**Task description:**
Using the listing below, extract each line that has the word "Mbps" in it.

[Start of Attachment]

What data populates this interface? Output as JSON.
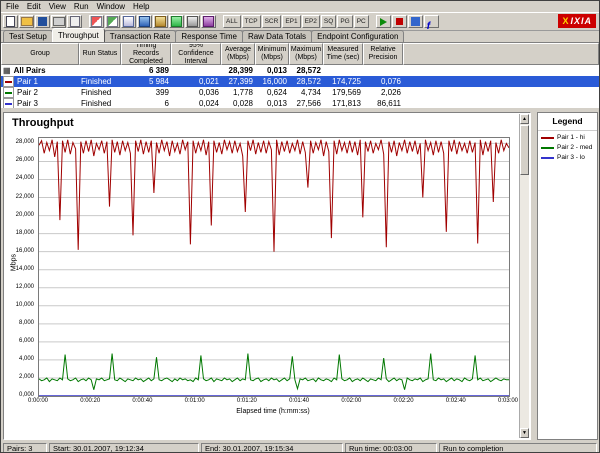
{
  "menu": {
    "items": [
      "File",
      "Edit",
      "View",
      "Run",
      "Window",
      "Help"
    ]
  },
  "toolbar": {
    "icon_groups": [
      {
        "icons": [
          "new-icon",
          "open-icon",
          "save-icon",
          "print-icon",
          "copy-icon"
        ]
      },
      {
        "icons": [
          "add-pair-icon",
          "add-group-icon",
          "edit-pair-icon",
          "throughput-chart-icon",
          "transaction-chart-icon",
          "response-chart-icon",
          "raw-data-chart-icon",
          "config-icon"
        ]
      }
    ],
    "text_buttons": [
      "ALL",
      "TCP",
      "SCR",
      "EP1",
      "EP2",
      "SQ",
      "PG",
      "PC"
    ],
    "right_icons": [
      "run-test-icon",
      "stop-test-icon",
      "schedule-icon",
      "function-icon"
    ],
    "logo_x": "X",
    "logo_text": "IXIA"
  },
  "tabs": {
    "items": [
      "Test Setup",
      "Throughput",
      "Transaction Rate",
      "Response Time",
      "Raw Data Totals",
      "Endpoint Configuration"
    ],
    "active": "Throughput"
  },
  "table": {
    "headers": [
      "Group",
      "Run Status",
      "Timing Records\nCompleted",
      "95% Confidence\nInterval",
      "Average\n(Mbps)",
      "Minimum\n(Mbps)",
      "Maximum\n(Mbps)",
      "Measured\nTime (sec)",
      "Relative\nPrecision"
    ],
    "rows": [
      {
        "icon": "all-pairs",
        "group": "All Pairs",
        "status": "",
        "bold": true,
        "selected": false,
        "cells": [
          "6 389",
          "",
          "28,399",
          "0,013",
          "28,572",
          "",
          ""
        ]
      },
      {
        "icon": "pair-1",
        "color": "#a00000",
        "group": "Pair 1",
        "status": "Finished",
        "bold": false,
        "selected": true,
        "cells": [
          "5 984",
          "0,021",
          "27,399",
          "16,000",
          "28,572",
          "174,725",
          "0,076"
        ]
      },
      {
        "icon": "pair-2",
        "color": "#007800",
        "group": "Pair 2",
        "status": "Finished",
        "bold": false,
        "selected": false,
        "cells": [
          "399",
          "0,036",
          "1,778",
          "0,624",
          "4,734",
          "179,569",
          "2,026"
        ]
      },
      {
        "icon": "pair-3",
        "color": "#3333cc",
        "group": "Pair 3",
        "status": "Finished",
        "bold": false,
        "selected": false,
        "cells": [
          "6",
          "0,024",
          "0,028",
          "0,013",
          "27,566",
          "171,813",
          "86,611"
        ]
      }
    ]
  },
  "legend": {
    "title": "Legend"
  },
  "chart_data": {
    "type": "line",
    "title": "Throughput",
    "xlabel": "Elapsed time (h:mm:ss)",
    "ylabel": "Mbps",
    "x_start_seconds": 0,
    "x_end_seconds": 180,
    "x_tick_labels": [
      "0:00:00",
      "0:00:20",
      "0:00:40",
      "0:01:00",
      "0:01:20",
      "0:01:40",
      "0:02:00",
      "0:02:20",
      "0:02:40",
      "0:03:00"
    ],
    "y_ticks": [
      0,
      2,
      4,
      6,
      8,
      10,
      12,
      14,
      16,
      18,
      20,
      22,
      24,
      26,
      28
    ],
    "y_tick_labels": [
      "0,000",
      "2,000",
      "4,000",
      "6,000",
      "8,000",
      "10,000",
      "12,000",
      "14,000",
      "16,000",
      "18,000",
      "20,000",
      "22,000",
      "24,000",
      "26,000",
      "28,000"
    ],
    "ylim": [
      0,
      28.6
    ],
    "grid": "horizontal",
    "legend_position": "right-panel",
    "series": [
      {
        "name": "Pair 1 - hi",
        "color": "#a00000",
        "values": [
          27.8,
          28.3,
          26.9,
          28.1,
          27.2,
          28.4,
          26.5,
          28.2,
          19.5,
          28.3,
          27.0,
          28.4,
          26.8,
          28.1,
          27.4,
          16.2,
          28.2,
          26.9,
          28.3,
          27.1,
          28.4,
          26.6,
          28.0,
          27.3,
          28.3,
          26.9,
          28.2,
          21.0,
          28.4,
          27.0,
          28.2,
          26.7,
          28.3,
          27.2,
          28.1,
          26.9,
          17.8,
          28.3,
          27.1,
          28.4,
          26.8,
          28.2,
          27.0,
          28.3,
          22.5,
          28.1,
          26.9,
          28.4,
          27.2,
          28.2,
          26.6,
          28.3,
          27.1,
          28.0,
          26.8,
          28.4,
          27.3,
          28.2,
          16.8,
          28.3,
          26.9,
          28.1,
          27.2,
          28.4,
          26.7,
          28.2,
          18.9,
          28.3,
          27.0,
          28.1,
          26.8,
          28.4,
          27.3,
          28.2,
          26.9,
          28.3,
          27.1,
          28.0,
          26.6,
          20.4,
          28.3,
          27.2,
          28.4,
          26.8,
          28.1,
          27.0,
          28.3,
          26.9,
          28.2,
          27.3,
          16.0,
          28.4,
          26.7,
          28.2,
          27.1,
          28.3,
          26.9,
          28.0,
          27.2,
          28.4,
          26.8,
          28.2,
          27.0,
          23.1,
          28.3,
          26.9,
          28.1,
          27.3,
          28.4,
          26.6,
          28.2,
          27.1,
          17.5,
          28.3,
          26.8,
          28.4,
          27.2,
          28.1,
          26.9,
          28.3,
          27.0,
          28.2,
          26.7,
          28.4,
          19.8,
          28.2,
          27.1,
          28.3,
          26.9,
          28.0,
          27.3,
          28.4,
          26.8,
          16.5,
          28.2,
          27.0,
          28.3,
          26.6,
          28.1,
          27.2,
          28.4,
          26.9,
          28.2,
          27.1,
          28.3,
          26.8,
          28.0,
          22.0,
          28.4,
          27.2,
          28.1,
          26.7,
          28.3,
          27.0,
          28.2,
          26.9,
          18.2,
          28.3,
          27.1,
          28.4,
          26.8,
          28.2,
          27.2,
          28.0,
          26.9,
          28.3,
          27.0,
          28.1,
          16.9,
          28.4,
          26.7,
          28.2,
          27.1,
          28.3,
          21.5,
          28.1,
          26.9,
          28.4,
          27.2,
          28.0,
          27.5
        ]
      },
      {
        "name": "Pair 2 - med",
        "color": "#007800",
        "values": [
          1.9,
          1.7,
          1.8,
          2.0,
          1.6,
          1.9,
          1.8,
          1.7,
          2.0,
          1.8,
          4.6,
          1.9,
          1.7,
          1.8,
          2.0,
          1.6,
          1.8,
          1.9,
          1.7,
          2.0,
          1.8,
          0.7,
          1.9,
          1.8,
          2.0,
          1.7,
          1.8,
          1.9,
          4.7,
          1.8,
          1.7,
          2.0,
          1.8,
          1.6,
          1.9,
          1.8,
          1.7,
          2.0,
          1.8,
          1.9,
          1.6,
          1.8,
          2.0,
          1.7,
          1.9,
          4.3,
          1.8,
          1.7,
          1.9,
          2.0,
          1.8,
          1.6,
          1.9,
          1.7,
          2.0,
          1.8,
          1.9,
          1.7,
          1.8,
          1.6,
          2.0,
          1.8,
          4.5,
          1.9,
          1.7,
          1.8,
          2.0,
          1.6,
          1.9,
          1.8,
          1.7,
          2.0,
          1.8,
          1.9,
          1.6,
          1.8,
          2.0,
          1.7,
          1.9,
          1.8,
          4.7,
          1.8,
          1.7,
          1.9,
          2.0,
          1.6,
          1.8,
          1.9,
          1.7,
          2.0,
          1.8,
          1.9,
          1.6,
          1.8,
          2.0,
          1.7,
          1.9,
          4.4,
          1.8,
          0.8,
          1.9,
          1.8,
          2.0,
          1.7,
          1.8,
          1.9,
          1.6,
          2.0,
          1.8,
          1.7,
          1.9,
          1.8,
          1.6,
          2.0,
          1.8,
          4.6,
          1.9,
          1.7,
          1.8,
          2.0,
          1.6,
          1.8,
          1.9,
          1.7,
          2.0,
          1.8,
          1.6,
          1.9,
          1.8,
          1.7,
          2.0,
          1.8,
          4.2,
          1.9,
          1.6,
          1.8,
          2.0,
          1.7,
          1.9,
          1.8,
          0.7,
          2.0,
          1.8,
          1.7,
          1.9,
          1.8,
          2.0,
          1.6,
          1.8,
          1.9,
          4.7,
          1.8,
          1.7,
          2.0,
          1.8,
          1.9,
          1.6,
          1.8,
          2.0,
          1.7,
          1.9,
          1.8,
          1.6,
          2.0,
          1.8,
          1.7,
          1.9,
          4.5,
          1.8,
          2.0,
          1.7,
          1.8,
          1.9,
          1.6,
          1.8,
          2.0,
          1.8,
          1.7,
          1.9,
          1.8,
          1.8
        ]
      },
      {
        "name": "Pair 3 - lo",
        "color": "#3333cc",
        "values": [
          0.03,
          0.03
        ]
      }
    ]
  },
  "status_bar": {
    "segments": [
      "Pairs: 3",
      "Start: 30.01.2007, 19:12:34",
      "End: 30.01.2007, 19:15:34",
      "Run time: 00:03:00",
      "Run to completion"
    ]
  }
}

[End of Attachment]

**Written solution:**
      "Average\n(Mbps)",
      "Minimum\n(Mbps)",
      "Maximum\n(Mbps)",
    "ylabel": "Mbps",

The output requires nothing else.